- Detailed instructions are given in Chapter 10 of The Order of Divine Services, 2nd Edition (Revised), Saint John of Kronstadt Press, Liberty, TN, 2007. www.sjkp.org
Do individual bishops have the authority to allow deacons to preside?
To answer this question from an Easter Catholic perspective, we need to turn to current canonical sources, especially the Instruction for Applying the Liturgical Prescriptions of the Code of Canons of the Eastern Churches issued by the Congregation for the Eastern Churches, January 6, 1996.
In 21, we read: “In every effort of liturgical renewal, therefore, the practice of the Orthodox brethren should be taken into account, knowing it, respecting it and distancing from it as little as possible so as not to increase the existing separation, but rather intensifying efforts in view of eventual adaptations, maturing and working together. Thus will be manifested the unity that already subsists in daily receiving the same spiritual nourishment from practicing the same common heritage.” (Cf. John Paul II, Discourse to participants of the meeting about the pastoral problems of the Catholic Church of the Byzantine rite in Romania (22 January 1994): L’Osservatore Romano, 22 January 1994. p.5; see also in Servizio Informazioni per le Chiese Orientali 49 (1994) 2.
In the Orthodox Churches, as manifested in the liturgical texts, it can be said that deacons do not have a presidential role.
In section 22, we read: “Reference to can. 657, can. 668 § 2 of the Code of Canons of the Eastern Churches indicates the competent authority for the regulation of public divine worship. In the patriarchal Churches, this is the Patriarch with the consent of the Synod of Bishops (which should occur in collaboration with the liturgical Commission of the patriarchal Church [Cf. CCEO cann. 114 § 1 and 124.]). Be it noted that which is established concerning patriarchal Churches is also applicable, from can. 152 of the Code of Canons of the Eastern Churches, to the major archiepiscopal Churches. In the metropolitan Churches sui iuris, the competent authority is the Metropolitan with the consent of the Council of Hierarchs. Both cases require prior review by the Apostolic See.”
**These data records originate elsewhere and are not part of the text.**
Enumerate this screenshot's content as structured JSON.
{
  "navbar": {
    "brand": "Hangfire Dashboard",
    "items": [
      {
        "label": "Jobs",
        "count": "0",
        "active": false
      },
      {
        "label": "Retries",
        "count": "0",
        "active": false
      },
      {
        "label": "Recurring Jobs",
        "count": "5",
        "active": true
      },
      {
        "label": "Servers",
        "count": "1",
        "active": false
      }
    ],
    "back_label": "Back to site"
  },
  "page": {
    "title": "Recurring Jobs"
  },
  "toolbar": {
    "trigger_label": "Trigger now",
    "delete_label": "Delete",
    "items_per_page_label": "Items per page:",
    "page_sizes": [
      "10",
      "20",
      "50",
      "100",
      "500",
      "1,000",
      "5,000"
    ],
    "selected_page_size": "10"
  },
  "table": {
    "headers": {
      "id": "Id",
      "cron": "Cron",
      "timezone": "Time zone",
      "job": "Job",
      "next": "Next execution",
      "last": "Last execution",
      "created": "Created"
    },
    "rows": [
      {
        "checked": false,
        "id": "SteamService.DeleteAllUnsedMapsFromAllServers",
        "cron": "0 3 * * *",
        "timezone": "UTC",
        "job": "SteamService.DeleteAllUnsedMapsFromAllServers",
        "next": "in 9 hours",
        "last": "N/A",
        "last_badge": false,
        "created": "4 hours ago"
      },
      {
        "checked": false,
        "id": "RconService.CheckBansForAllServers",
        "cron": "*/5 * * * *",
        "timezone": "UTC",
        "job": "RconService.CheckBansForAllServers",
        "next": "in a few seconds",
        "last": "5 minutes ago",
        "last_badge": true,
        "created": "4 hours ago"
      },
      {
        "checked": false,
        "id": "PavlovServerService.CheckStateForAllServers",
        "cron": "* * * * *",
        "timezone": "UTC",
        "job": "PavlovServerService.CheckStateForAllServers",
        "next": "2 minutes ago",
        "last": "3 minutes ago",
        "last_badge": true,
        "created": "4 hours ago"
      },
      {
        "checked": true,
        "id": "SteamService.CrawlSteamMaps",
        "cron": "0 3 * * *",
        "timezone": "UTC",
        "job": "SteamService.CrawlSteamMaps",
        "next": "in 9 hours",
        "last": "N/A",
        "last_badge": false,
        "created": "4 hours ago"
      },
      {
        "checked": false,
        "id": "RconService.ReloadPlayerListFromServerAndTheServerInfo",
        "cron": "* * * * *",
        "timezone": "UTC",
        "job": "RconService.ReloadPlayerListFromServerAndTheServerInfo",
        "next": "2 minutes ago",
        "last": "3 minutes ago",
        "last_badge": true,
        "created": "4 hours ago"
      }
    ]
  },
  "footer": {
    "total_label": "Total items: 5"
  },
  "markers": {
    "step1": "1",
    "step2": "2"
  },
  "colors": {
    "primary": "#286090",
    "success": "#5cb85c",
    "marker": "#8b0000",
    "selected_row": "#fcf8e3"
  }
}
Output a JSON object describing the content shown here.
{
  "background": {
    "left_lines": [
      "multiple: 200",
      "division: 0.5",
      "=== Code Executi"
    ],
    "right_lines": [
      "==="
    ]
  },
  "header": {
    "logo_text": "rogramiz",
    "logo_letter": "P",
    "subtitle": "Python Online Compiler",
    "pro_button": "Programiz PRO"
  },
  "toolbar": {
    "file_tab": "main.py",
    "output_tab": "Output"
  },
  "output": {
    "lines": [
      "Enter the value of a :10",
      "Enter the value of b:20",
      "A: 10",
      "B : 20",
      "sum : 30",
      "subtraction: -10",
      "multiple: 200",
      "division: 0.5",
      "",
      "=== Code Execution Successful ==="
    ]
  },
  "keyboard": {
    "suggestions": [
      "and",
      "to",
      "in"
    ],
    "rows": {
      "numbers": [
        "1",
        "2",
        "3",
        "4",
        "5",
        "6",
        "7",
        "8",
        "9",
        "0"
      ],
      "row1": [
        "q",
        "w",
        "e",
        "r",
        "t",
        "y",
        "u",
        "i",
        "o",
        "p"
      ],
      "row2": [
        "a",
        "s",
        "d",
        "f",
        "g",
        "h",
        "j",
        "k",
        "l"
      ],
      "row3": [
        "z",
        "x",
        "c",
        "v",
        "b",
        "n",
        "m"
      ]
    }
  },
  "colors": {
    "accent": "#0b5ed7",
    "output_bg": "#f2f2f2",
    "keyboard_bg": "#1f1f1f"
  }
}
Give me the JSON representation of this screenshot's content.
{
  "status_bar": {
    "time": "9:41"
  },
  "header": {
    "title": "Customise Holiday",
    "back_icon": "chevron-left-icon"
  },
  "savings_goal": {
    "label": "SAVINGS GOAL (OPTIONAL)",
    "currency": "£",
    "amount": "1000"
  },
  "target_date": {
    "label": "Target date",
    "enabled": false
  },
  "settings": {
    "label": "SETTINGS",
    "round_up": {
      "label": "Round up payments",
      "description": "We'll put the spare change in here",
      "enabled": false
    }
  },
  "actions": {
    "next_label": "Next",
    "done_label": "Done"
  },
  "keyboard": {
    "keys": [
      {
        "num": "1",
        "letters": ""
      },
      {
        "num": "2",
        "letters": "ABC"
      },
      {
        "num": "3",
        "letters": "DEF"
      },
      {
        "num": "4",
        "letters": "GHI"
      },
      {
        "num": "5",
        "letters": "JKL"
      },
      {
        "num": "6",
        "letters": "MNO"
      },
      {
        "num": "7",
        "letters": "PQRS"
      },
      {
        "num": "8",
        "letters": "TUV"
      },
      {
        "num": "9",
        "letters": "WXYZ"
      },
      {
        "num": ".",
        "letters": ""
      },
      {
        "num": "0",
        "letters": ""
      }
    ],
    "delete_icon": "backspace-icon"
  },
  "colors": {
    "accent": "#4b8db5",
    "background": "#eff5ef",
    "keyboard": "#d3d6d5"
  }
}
It is clear from the above that any changes in the received liturgical texts requires a legitimate process, a process that safeguards not only the liturgical heritage but also the communion of the local Churches (dioceses) that are united in a Church sui iuris.
If any Eastern Catholic Church, even by means of a canonically legitimate process as outlined above, deacons were given a presidential role in liturgical services, this would serve to create a liturgical rupture between Catholic and Orthodox Eastern Churches. Such a venture might easily be a neo-Latinism.
Certainly, the norm for liturgical services is to have a celebrant (bishop or presbyter). When there is a lack of presbyters, the simple solution is for the bishop to ordain more presbyters rather than having deacons substitute for presbyters. Quite clearly, the deacon is not a substitute for the presider, either within or outside of the liturgy. We might say that the presider (bishop or presbyter) is an image of Christ as head of the Church, while the deacon is the clearly in relationship to the presider as an agent: one who gets something done on behalf of another. The deacon can act only as an agent; that is as a deacon, if he has a presider to act in relationship to. Thus, when there is no presider at a liturgical service, the deacon does not serve as deacon nor does he substitute for the presider.